Yes, I used the fluid and swab method, accompanied by the Rocket Air Blaster, and will now give that gel stick a go that you recommend Neil. I have the Arctic Butterfly – an AUD$199 waste money. After a couple of spins the brush part flew off and then the shaft cracked when I was refitting it. It sits in my camera bag, a salutary reminder that not every bit of gear is a worthwhile investment. Maybe I just got a dud! :(
2.1Neil vN says
That’s a scary experience!
3Greg King says
How safe is it for amateurs to clean their sensors? I admit to being a bit paranoid and recognize that I would be very careful but is this something I should take to my favorite camera store and pay to have it done? Do others clean sensors on dead cameras for practice before taking on high-end gear? If so, is there a ready source of cameras I could practice on first?
4Frank Nazario says
this is what i have discovered so far… if you have any of the new cameras that are AAF removed you are ok to do the following if your camera has AA then you are very ok to do the following.
Fact with or without AA all sensor have a layer of very thin “glass” at least in Nikons that is made of a material that is practically scratch proof.
Grab a Qtip…dip it in 91% alcohol smother the sensor with it, making sure you “mop every single corner or border… now using a can of compressed air put the can vertically put the camera body vertically and blow air into the sensor until you see that the alcohol has completely dried check your sensor and voila it will be as clean as the day it was purchased… no drama no surgery tension and your sensor will be as clean. Nikon and Canon had made sure we believe we are doing open heart surgery when we talk about our camera sensor … believe me we are not.
I have 2 bodies wich i clean as suggested above before every single shoot and this method has not only proven 100% safe, but also fast and very very reliable (i had a D600 with the “oil issue” on a long term loan… so believe me when i say it removes everything) safe fast and very economical.
1) Just to nit pick, when one cleans their camera sensor, they are NOT actually touching the sensor; contact is made with the rather durable IR blocking filter.
2) Air blowers? No thank you. This has been proven time and again to be a poor idea as it often dislodges particles that were best left undisturbed.
Sensor swabs are still the best way to get rid of “welded” spots.
3) Minor spots can be mapped out with software.
6Neil vN says
1.) “Oh, for the pedantic photographers – I know we aren’t cleaning the sensor, but rather, the protective filter over it.”
3.) Mapping out dust spots doesn’t work so well for time-lapse or video. Then a pristine sensor is the best option.
Thanks Neil another great piece of information. I would like to gently nit pick the ‘nit pickers’ too. Read carefully before posting comments as it can save you some embarrassment.

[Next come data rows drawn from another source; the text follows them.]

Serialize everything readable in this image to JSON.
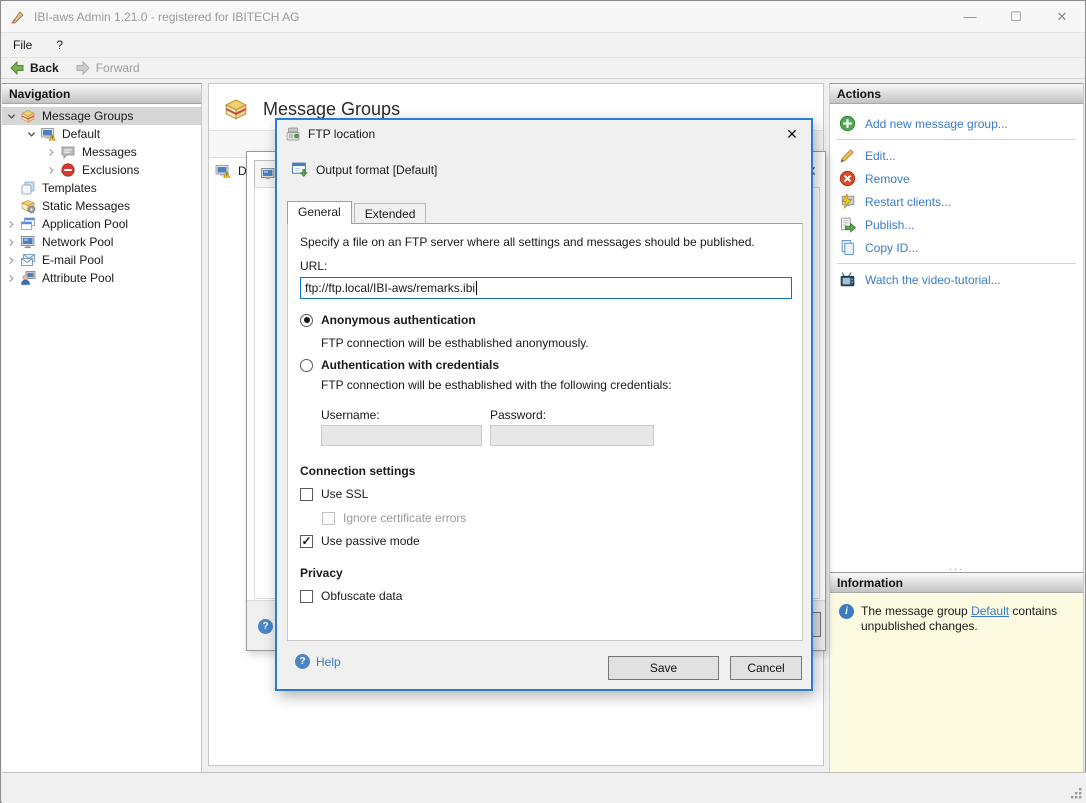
{
  "window": {
    "title": "IBI-aws Admin 1.21.0 - registered for IBITECH AG",
    "minimize_glyph": "—",
    "maximize_glyph": "☐",
    "close_glyph": "✕"
  },
  "menu": {
    "items": [
      {
        "label": "File"
      },
      {
        "label": "?"
      }
    ]
  },
  "toolbar": {
    "back_label": "Back",
    "forward_label": "Forward"
  },
  "navigation": {
    "header": "Navigation",
    "items": [
      {
        "label": "Message Groups",
        "icon": "message-groups-icon",
        "expanded": true,
        "selected": true
      },
      {
        "label": "Default",
        "icon": "default-group-icon",
        "expanded": true
      },
      {
        "label": "Messages",
        "icon": "messages-icon",
        "collapsed": true
      },
      {
        "label": "Exclusions",
        "icon": "exclusions-icon",
        "collapsed": true
      },
      {
        "label": "Templates",
        "icon": "templates-icon"
      },
      {
        "label": "Static Messages",
        "icon": "static-messages-icon"
      },
      {
        "label": "Application Pool",
        "icon": "application-pool-icon",
        "collapsed": true
      },
      {
        "label": "Network Pool",
        "icon": "network-pool-icon",
        "collapsed": true
      },
      {
        "label": "E-mail Pool",
        "icon": "email-pool-icon",
        "collapsed": true
      },
      {
        "label": "Attribute Pool",
        "icon": "attribute-pool-icon",
        "collapsed": true
      }
    ]
  },
  "content": {
    "title": "Message Groups",
    "list_row_visible_text": "D"
  },
  "actions": {
    "header": "Actions",
    "items": [
      {
        "label": "Add new message group...",
        "icon": "add-icon"
      },
      {
        "label": "Edit...",
        "icon": "edit-icon"
      },
      {
        "label": "Remove",
        "icon": "remove-icon"
      },
      {
        "label": "Restart clients...",
        "icon": "restart-clients-icon"
      },
      {
        "label": "Publish...",
        "icon": "publish-icon"
      },
      {
        "label": "Copy ID...",
        "icon": "copy-id-icon"
      },
      {
        "label": "Watch the video-tutorial...",
        "icon": "video-tutorial-icon"
      }
    ]
  },
  "information": {
    "header": "Information",
    "text_before": "The message group ",
    "link_text": "Default",
    "text_after": " contains unpublished changes."
  },
  "dialog": {
    "title": "FTP location",
    "close_glyph": "✕",
    "subtitle": "Output format [Default]",
    "tabs": [
      {
        "label": "General"
      },
      {
        "label": "Extended"
      }
    ],
    "description": "Specify a file on an FTP server where all settings and messages should be published.",
    "url_label": "URL:",
    "url_value": "ftp://ftp.local/IBI-aws/remarks.ibi",
    "auth_anonymous": {
      "label": "Anonymous authentication",
      "description": "FTP connection will be esthablished anonymously.",
      "selected": true
    },
    "auth_credentials": {
      "label": "Authentication with credentials",
      "description": "FTP connection will be esthablished with the following credentials:",
      "selected": false
    },
    "username_label": "Username:",
    "password_label": "Password:",
    "connection_settings_label": "Connection settings",
    "use_ssl_label": "Use SSL",
    "ignore_cert_label": "Ignore certificate errors",
    "passive_mode_label": "Use passive mode",
    "privacy_label": "Privacy",
    "obfuscate_label": "Obfuscate data",
    "help_label": "Help",
    "save_label": "Save",
    "cancel_label": "Cancel",
    "checkbox_states": {
      "use_ssl": false,
      "ignore_cert": false,
      "passive_mode": true,
      "obfuscate": false
    }
  },
  "colors": {
    "dialog_border_blue": "#2b7cd3",
    "link_blue": "#3b7bc4",
    "info_panel_yellow": "#fcfbe2",
    "selection_gray": "#d6d6d6"
  }
}
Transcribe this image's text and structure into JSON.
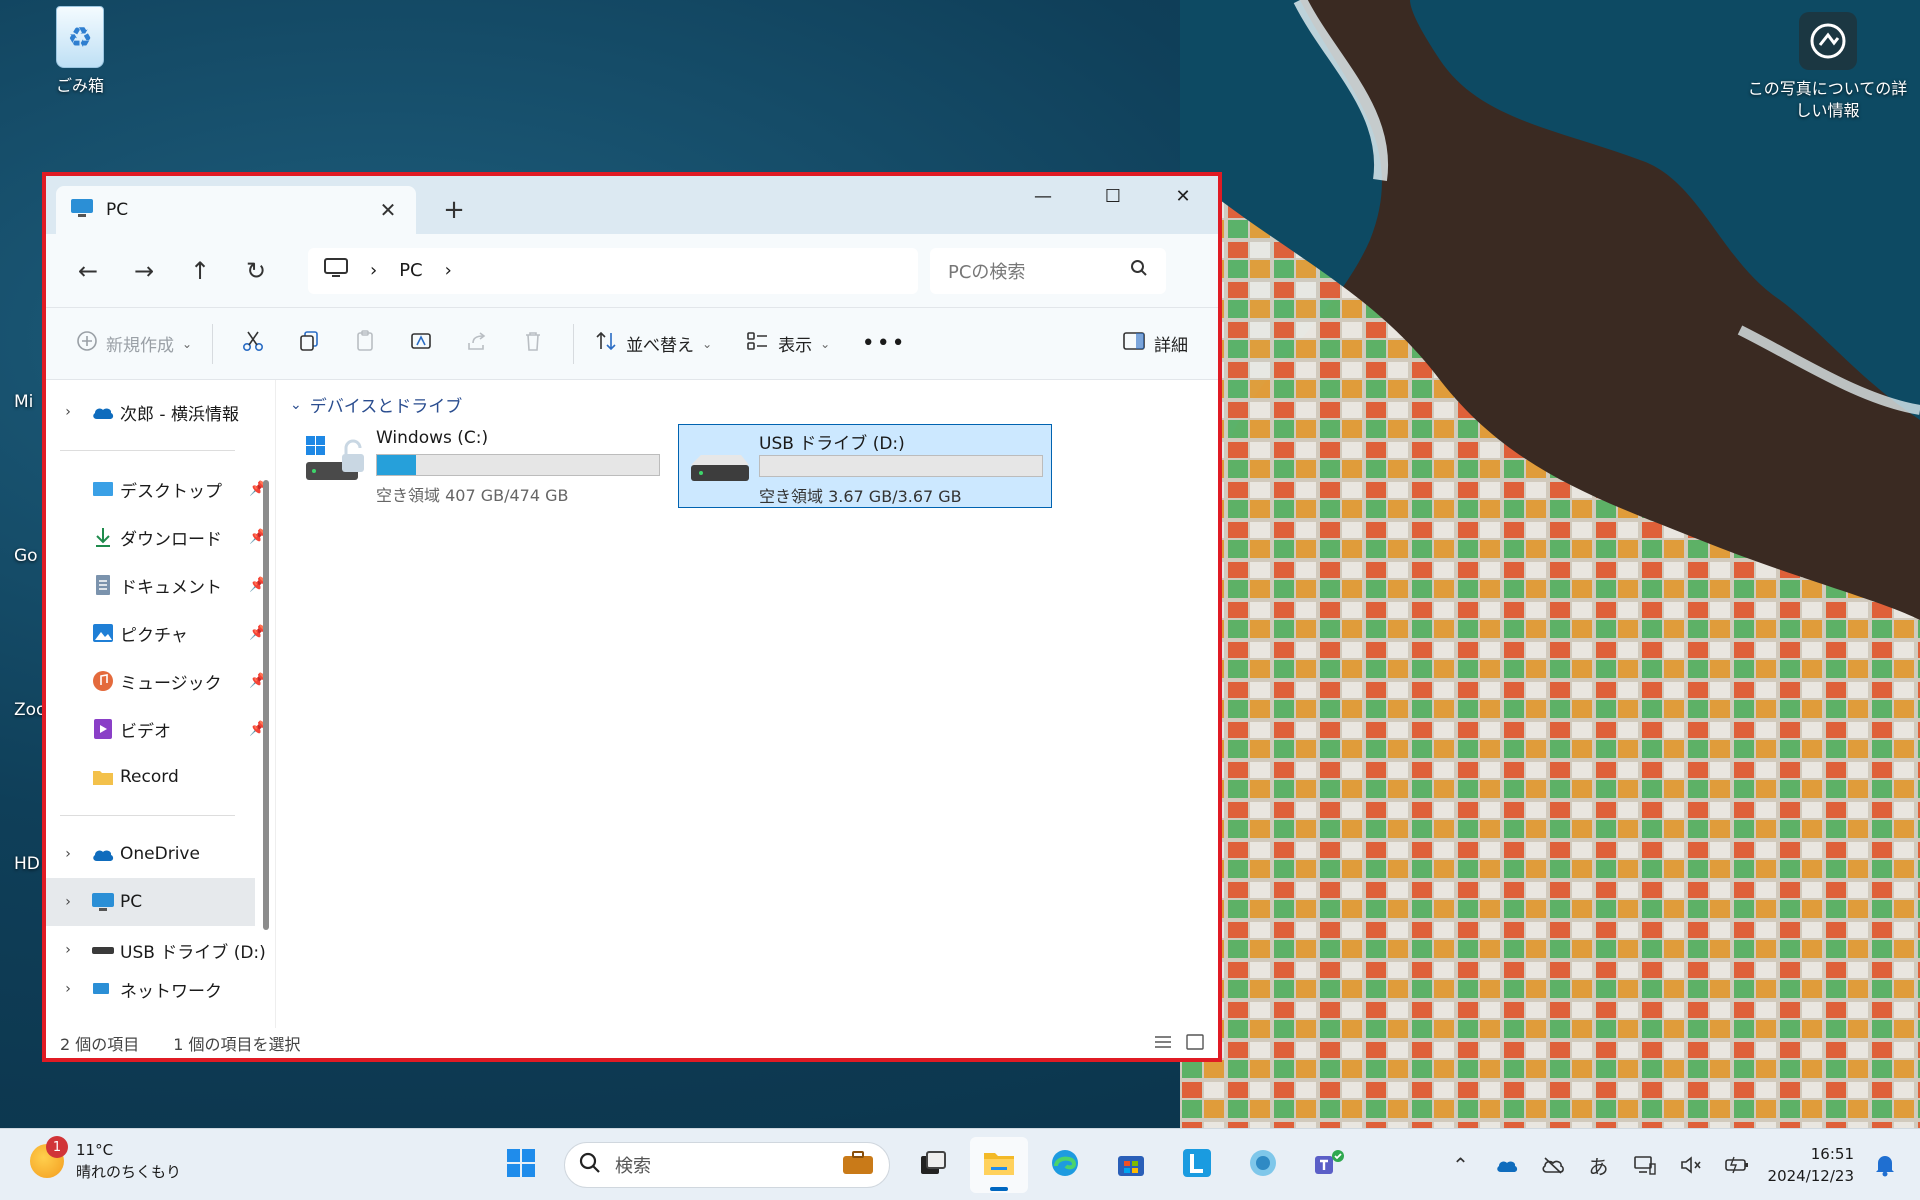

Air Blowers leave me sitting on the fence a bit. Some people recommend them and some don’t and forced air from cans (despite being clean air) still leave me undecided as it forces air (and dust?) into places that might not have been accessible under normal air pressure. I suppose the swab should be the answer if in doubt but nothing much is said about the mirror itself and what to do with it if it is dirty?
I recently cleaned my 5D MkIII sensor with a swab (wrong size for the full frame sensor) and it worked thankfully. The black blob looked like a large drop of black road tar in the viewfinder – have no idea where it came from but it is no more.
Any comments on mirrors?
8Neil vN says
Oh maaaan, I have no answers about mirrors. I’m a little scared of touching them other than a short whiff of air. Maybe use a dry swab to dislodge any tough particles? I wouldn’t use cleaning fluid on the mirror – I’m too wary of what disaster might happen.